Records contained in a dataset:
***

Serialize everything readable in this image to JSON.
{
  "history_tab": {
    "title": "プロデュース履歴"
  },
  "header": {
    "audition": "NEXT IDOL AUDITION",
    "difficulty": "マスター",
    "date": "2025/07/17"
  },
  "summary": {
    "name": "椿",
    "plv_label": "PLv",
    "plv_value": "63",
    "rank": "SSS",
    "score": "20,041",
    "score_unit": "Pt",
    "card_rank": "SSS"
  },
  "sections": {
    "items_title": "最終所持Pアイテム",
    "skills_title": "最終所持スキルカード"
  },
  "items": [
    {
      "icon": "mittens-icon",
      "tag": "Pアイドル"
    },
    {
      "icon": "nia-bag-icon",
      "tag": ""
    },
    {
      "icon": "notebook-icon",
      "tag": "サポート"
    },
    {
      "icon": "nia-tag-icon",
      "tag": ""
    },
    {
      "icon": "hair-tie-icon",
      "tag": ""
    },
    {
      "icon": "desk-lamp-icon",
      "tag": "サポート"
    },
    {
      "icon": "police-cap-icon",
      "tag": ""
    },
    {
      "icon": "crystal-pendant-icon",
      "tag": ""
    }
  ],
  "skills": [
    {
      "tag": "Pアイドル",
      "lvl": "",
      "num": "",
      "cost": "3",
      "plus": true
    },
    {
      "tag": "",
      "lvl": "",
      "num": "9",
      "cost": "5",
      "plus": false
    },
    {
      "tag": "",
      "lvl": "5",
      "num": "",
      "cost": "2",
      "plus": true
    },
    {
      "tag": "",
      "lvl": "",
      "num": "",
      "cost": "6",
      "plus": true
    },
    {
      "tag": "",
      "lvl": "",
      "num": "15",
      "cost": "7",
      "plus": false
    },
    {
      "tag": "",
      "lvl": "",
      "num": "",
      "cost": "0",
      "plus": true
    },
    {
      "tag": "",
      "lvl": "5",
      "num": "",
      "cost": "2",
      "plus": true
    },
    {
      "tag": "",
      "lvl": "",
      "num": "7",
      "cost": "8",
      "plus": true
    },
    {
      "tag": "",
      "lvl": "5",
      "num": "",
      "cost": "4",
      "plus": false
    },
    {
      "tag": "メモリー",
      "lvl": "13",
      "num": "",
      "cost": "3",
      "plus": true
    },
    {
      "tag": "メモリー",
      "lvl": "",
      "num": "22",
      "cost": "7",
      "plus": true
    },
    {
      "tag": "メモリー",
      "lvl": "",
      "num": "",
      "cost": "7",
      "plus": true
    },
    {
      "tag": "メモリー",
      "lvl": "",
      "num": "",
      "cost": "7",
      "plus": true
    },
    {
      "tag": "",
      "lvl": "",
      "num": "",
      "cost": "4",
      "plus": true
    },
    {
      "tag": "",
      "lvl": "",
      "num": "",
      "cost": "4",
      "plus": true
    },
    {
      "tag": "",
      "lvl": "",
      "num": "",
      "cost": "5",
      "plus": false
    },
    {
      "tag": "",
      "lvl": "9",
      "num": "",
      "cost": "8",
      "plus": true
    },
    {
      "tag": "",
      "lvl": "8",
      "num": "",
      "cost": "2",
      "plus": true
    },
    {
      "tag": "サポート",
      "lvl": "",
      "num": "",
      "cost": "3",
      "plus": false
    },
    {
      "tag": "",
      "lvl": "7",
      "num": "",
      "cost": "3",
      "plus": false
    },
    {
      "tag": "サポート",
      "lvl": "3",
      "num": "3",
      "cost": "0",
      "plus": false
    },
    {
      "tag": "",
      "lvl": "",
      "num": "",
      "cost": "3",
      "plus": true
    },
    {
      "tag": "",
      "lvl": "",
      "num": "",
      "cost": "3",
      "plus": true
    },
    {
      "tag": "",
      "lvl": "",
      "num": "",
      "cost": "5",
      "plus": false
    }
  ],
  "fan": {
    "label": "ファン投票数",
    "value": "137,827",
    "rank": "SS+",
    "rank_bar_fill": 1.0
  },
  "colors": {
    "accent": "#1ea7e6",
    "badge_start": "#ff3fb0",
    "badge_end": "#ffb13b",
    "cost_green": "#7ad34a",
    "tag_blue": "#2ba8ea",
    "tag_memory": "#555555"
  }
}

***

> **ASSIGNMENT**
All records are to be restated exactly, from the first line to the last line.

> **ANSWER TO THIS TASK**
Serialize everything readable in this image to JSON.
{
  "history_tab": {
    "title": "プロデュース履歴"
  },
  "header": {
    "audition": "NEXT IDOL AUDITION",
    "difficulty": "マスター",
    "date": "2025/07/17"
  },
  "summary": {
    "name": "椿",
    "plv_label": "PLv",
    "plv_value": "63",
    "rank": "SSS",
    "score": "20,041",
    "score_unit": "Pt",
    "card_rank": "SSS"
  },
  "sections": {
    "items_title": "最終所持Pアイテム",
    "skills_title": "最終所持スキルカード"
  },
  "items": [
    {
      "icon": "mittens-icon",
      "tag": "Pアイドル"
    },
    {
      "icon": "nia-bag-icon",
      "tag": ""
    },
    {
      "icon": "notebook-icon",
      "tag": "サポート"
    },
    {
      "icon": "nia-tag-icon",
      "tag": ""
    },
    {
      "icon": "hair-tie-icon",
      "tag": ""
    },
    {
      "icon": "desk-lamp-icon",
      "tag": "サポート"
    },
    {
      "icon": "police-cap-icon",
      "tag": ""
    },
    {
      "icon": "crystal-pendant-icon",
      "tag": ""
    }
  ],
  "skills": [
    {
      "tag": "Pアイドル",
      "lvl": "",
      "num": "",
      "cost": "3",
      "plus": true
    },
    {
      "tag": "",
      "lvl": "",
      "num": "9",
      "cost": "5",
      "plus": false
    },
    {
      "tag": "",
      "lvl": "5",
      "num": "",
      "cost": "2",
      "plus": true
    },
    {
      "tag": "",
      "lvl": "",
      "num": "",
      "cost": "6",
      "plus": true
    },
    {
      "tag": "",
      "lvl": "",
      "num": "15",
      "cost": "7",
      "plus": false
    },
    {
      "tag": "",
      "lvl": "",
      "num": "",
      "cost": "0",
      "plus": true
    },
    {
      "tag": "",
      "lvl": "5",
      "num": "",
      "cost": "2",
      "plus": true
    },
    {
      "tag": "",
      "lvl": "",
      "num": "7",
      "cost": "8",
      "plus": true
    },
    {
      "tag": "",
      "lvl": "5",
      "num": "",
      "cost": "4",
      "plus": false
    },
    {
      "tag": "メモリー",
      "lvl": "13",
      "num": "",
      "cost": "3",
      "plus": true
    },
    {
      "tag": "メモリー",
      "lvl": "",
      "num": "22",
      "cost": "7",
      "plus": true
    },
    {
      "tag": "メモリー",
      "lvl": "",
      "num": "",
      "cost": "7",
      "plus": true
    },
    {
      "tag": "メモリー",
      "lvl": "",
      "num": "",
      "cost": "7",
      "plus": true
    },
    {
      "tag": "",
      "lvl": "",
      "num": "",
      "cost": "4",
      "plus": true
    },
    {
      "tag": "",
      "lvl": "",
      "num": "",
      "cost": "4",
      "plus": true
    },
    {
      "tag": "",
      "lvl": "",
      "num": "",
      "cost": "5",
      "plus": false
    },
    {
      "tag": "",
      "lvl": "9",
      "num": "",
      "cost": "8",
      "plus": true
    },
    {
      "tag": "",
      "lvl": "8",
      "num": "",
      "cost": "2",
      "plus": true
    },
    {
      "tag": "サポート",
      "lvl": "",
      "num": "",
      "cost": "3",
      "plus": false
    },
    {
      "tag": "",
      "lvl": "7",
      "num": "",
      "cost": "3",
      "plus": false
    },
    {
      "tag": "サポート",
      "lvl": "3",
      "num": "3",
      "cost": "0",
      "plus": false
    },
    {
      "tag": "",
      "lvl": "",
      "num": "",
      "cost": "3",
      "plus": true
    },
    {
      "tag": "",
      "lvl": "",
      "num": "",
      "cost": "3",
      "plus": true
    },
    {
      "tag": "",
      "lvl": "",
      "num": "",
      "cost": "5",
      "plus": false
    }
  ],
  "fan": {
    "label": "ファン投票数",
    "value": "137,827",
    "rank": "SS+",
    "rank_bar_fill": 1.0
  },
  "colors": {
    "accent": "#1ea7e6",
    "badge_start": "#ff3fb0",
    "badge_end": "#ffb13b",
    "cost_green": "#7ad34a",
    "tag_blue": "#2ba8ea",
    "tag_memory": "#555555"
  }
}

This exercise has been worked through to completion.